(Dataset rows describing interfaces)
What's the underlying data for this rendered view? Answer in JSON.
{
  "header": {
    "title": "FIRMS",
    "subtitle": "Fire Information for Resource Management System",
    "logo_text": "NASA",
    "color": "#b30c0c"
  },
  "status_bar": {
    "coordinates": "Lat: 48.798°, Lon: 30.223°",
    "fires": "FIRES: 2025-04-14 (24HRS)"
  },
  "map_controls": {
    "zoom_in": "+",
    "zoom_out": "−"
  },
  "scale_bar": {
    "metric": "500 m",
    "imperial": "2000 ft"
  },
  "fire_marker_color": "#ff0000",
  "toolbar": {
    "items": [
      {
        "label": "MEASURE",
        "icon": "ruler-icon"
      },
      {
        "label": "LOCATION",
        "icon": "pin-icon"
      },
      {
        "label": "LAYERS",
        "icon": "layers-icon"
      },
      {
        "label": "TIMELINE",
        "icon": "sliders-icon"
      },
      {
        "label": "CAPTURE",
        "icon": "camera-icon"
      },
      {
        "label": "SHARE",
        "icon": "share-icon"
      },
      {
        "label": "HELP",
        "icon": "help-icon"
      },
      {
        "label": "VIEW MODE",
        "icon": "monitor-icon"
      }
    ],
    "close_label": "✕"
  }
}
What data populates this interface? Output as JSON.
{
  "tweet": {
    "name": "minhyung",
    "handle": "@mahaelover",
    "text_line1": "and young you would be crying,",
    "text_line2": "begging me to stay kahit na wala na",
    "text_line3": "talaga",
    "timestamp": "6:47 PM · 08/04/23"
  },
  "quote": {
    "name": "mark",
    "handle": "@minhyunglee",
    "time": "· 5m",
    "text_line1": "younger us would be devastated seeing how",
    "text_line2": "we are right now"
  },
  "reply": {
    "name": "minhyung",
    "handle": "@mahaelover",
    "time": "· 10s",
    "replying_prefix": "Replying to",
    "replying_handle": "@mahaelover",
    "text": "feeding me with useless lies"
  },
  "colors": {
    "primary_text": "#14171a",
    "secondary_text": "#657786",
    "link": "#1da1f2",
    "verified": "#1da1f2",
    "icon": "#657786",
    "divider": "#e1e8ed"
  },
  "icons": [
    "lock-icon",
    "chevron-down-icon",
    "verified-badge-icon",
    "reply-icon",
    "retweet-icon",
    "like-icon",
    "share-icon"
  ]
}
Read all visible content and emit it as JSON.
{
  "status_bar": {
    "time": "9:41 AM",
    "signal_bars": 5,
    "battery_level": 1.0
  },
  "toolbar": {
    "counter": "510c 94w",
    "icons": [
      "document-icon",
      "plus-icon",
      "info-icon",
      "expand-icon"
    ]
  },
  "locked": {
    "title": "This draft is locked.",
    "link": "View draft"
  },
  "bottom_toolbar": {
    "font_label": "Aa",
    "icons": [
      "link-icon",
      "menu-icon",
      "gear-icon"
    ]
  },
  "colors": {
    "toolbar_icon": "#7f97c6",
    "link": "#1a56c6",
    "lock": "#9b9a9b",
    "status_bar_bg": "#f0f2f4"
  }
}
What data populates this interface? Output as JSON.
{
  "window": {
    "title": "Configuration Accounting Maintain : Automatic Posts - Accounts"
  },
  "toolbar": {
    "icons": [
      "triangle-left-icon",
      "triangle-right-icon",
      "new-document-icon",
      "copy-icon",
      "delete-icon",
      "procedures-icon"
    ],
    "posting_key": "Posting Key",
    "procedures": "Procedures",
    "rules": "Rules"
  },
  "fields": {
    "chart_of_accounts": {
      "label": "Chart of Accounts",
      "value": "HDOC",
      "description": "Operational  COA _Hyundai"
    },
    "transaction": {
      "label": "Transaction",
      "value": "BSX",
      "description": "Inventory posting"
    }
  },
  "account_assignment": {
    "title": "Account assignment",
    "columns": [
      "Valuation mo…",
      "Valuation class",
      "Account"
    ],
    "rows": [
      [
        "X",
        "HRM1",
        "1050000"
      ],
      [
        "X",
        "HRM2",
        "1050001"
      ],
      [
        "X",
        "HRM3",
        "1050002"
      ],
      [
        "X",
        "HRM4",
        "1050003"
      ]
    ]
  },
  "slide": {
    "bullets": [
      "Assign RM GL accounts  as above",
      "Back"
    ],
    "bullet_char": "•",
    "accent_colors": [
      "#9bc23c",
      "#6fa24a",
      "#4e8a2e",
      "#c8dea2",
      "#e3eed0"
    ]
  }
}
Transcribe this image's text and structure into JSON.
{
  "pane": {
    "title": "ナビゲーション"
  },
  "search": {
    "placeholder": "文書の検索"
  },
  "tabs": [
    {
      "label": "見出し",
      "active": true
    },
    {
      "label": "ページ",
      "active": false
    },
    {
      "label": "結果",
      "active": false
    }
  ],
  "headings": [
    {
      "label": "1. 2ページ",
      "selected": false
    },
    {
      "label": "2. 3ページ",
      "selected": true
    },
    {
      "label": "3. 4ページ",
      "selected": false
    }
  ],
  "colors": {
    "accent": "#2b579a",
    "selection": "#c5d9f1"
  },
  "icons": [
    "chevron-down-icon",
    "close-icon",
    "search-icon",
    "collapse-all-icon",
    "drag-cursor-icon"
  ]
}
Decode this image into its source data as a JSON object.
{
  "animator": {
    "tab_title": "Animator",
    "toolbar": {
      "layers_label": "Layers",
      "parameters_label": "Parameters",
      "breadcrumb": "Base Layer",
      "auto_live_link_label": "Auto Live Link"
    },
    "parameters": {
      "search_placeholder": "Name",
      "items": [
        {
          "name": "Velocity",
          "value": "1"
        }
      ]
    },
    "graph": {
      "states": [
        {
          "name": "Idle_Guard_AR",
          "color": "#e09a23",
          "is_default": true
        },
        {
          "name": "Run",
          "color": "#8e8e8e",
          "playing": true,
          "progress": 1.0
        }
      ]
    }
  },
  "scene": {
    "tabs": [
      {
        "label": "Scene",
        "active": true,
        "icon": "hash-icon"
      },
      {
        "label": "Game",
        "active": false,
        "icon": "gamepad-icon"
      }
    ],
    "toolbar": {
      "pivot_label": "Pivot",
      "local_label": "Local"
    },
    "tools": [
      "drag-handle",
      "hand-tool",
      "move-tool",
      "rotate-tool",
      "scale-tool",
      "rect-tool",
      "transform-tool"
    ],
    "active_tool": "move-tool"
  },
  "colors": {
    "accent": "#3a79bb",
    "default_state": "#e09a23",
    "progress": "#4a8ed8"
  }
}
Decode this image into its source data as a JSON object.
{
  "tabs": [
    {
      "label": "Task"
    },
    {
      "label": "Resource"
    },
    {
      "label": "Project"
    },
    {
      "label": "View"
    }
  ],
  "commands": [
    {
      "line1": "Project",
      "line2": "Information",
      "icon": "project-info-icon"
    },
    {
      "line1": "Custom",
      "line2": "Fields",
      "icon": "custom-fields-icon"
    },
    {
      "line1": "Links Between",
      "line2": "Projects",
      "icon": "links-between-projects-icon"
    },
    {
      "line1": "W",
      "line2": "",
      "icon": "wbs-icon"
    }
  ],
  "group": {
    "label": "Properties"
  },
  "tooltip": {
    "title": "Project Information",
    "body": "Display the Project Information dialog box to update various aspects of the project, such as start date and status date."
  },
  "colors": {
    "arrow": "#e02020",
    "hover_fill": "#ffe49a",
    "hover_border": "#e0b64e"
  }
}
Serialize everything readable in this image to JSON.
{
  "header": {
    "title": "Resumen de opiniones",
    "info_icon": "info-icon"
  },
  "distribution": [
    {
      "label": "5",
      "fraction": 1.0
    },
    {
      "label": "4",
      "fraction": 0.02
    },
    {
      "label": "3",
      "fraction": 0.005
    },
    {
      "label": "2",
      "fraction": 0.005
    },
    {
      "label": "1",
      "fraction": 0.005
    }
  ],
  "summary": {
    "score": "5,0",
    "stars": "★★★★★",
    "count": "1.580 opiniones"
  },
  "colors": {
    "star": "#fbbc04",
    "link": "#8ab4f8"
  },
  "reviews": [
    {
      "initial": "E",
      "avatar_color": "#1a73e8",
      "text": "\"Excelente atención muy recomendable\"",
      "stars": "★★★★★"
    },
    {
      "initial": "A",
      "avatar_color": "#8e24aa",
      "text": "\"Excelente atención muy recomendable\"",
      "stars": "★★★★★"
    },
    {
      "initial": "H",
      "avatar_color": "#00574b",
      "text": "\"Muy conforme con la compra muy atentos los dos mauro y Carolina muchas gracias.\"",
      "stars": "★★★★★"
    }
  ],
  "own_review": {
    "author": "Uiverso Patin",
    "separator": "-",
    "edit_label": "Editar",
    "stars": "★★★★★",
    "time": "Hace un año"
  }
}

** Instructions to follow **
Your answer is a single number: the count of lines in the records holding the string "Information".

** Solution to the exercise **
4